The justice minister for one reason or another has failed to expand this whole area of dangerous offender.
Mr. Tocher has been charged on numerous occasions with pedophilia. The last account was for three young boys he attacked in Calgary this year. He is subject to sentencing. He is a former hockey coach and he made these attacks, these manipulations, very carefully. Unfortunately pedophiles are very devious people in the sense that they manipulate their way so that they can get a hold of children almost at anytime.
Since 1984 Tocher has been in and out of prison. He would spend a few months in prison, be released for a few months more after reoffending and then be released and reoffend. He has been before the courts five or six times and all basically relating to the same thing.
After the second time I would suggest that this man should not walk the street, and yet this is the case. He has been in and out, in and out, and no application made. It is often the case that the crown will not proceed in that fashion because it costs too much. The cost of victimization and revictimization is much higher than what dollars and cents would be to hear the case and make an application for dangerous offender.
A man like Tocher should be classified as a dangerous offender right off the bat or at anytime during that first sentence served. Once he has served his sentence and it is clear that he is going to reoffend the application can be made again and his time extended and extended if necessary.

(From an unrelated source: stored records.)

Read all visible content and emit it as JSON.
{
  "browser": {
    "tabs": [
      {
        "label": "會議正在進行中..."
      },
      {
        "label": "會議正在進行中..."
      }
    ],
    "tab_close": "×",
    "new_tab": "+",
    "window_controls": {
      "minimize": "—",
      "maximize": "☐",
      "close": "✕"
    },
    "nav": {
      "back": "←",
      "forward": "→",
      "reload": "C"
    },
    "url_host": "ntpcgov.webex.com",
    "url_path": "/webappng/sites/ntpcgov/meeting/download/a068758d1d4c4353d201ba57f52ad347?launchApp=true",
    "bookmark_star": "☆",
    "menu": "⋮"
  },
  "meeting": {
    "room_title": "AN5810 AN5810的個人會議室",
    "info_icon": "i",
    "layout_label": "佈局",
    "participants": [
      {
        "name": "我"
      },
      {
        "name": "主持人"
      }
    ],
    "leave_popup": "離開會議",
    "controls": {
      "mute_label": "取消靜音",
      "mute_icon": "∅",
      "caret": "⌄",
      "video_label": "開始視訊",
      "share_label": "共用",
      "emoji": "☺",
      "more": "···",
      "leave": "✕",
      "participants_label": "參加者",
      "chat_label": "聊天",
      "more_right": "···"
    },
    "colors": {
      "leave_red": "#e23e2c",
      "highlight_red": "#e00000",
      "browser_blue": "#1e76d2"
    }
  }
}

That is one of the other provisions that we had made in our review of this legislation, as an amendment, that after 15 years if it is clear that this person is a dangerous offender and is going to reoffend then at that time there would be an opportunity for review, not in the short order provisions that have been placed by the justice minister on Bill C-55 where he has extended it from three years to seven years. We would like to see the review take place after fifteen years of time served.

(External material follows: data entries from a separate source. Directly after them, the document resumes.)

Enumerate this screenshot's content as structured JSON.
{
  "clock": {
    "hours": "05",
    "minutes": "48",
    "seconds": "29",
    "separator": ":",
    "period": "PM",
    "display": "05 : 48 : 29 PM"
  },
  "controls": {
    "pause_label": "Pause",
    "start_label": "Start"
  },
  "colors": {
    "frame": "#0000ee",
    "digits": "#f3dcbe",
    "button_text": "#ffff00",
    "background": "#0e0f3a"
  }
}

I have colleagues who are going to speak to this area to a much greater degree. My colleague from Surrey-White Rock-South Langley will certainly do that.
A third point that we feel is very necessary and again dealing with dangerous offenders is the sentence served upon second conviction of a personal injury offence would be an indefinite one. The subject has not learned his lesson the first time. By being subjected to a second offence and through the court hearing it would be an automatic indefinite sentence and a minimum service of time of 15 years. We are designating that as two strikes and you are out. In California is a law where there is a three strike provision which has certainly targeted a small element of the criminal society. It has put them under a restraint that takes any violent offender out for life. This is one area that we would like to see extended into our provisions in the Criminal Code. Here is the opportunity for the Liberal government to do exactly that.
I want to quickly point out that when it comes to long term offenders we would like to see that list of offences include many of the sexual offences and especially sex crimes against children. Those are our four amendments. My colleagues are going to deal with each one of those in a broader context. I am trusting that the Liberal government and those in this House will take consideration of what has been provided for here and vote in favour of the amendments.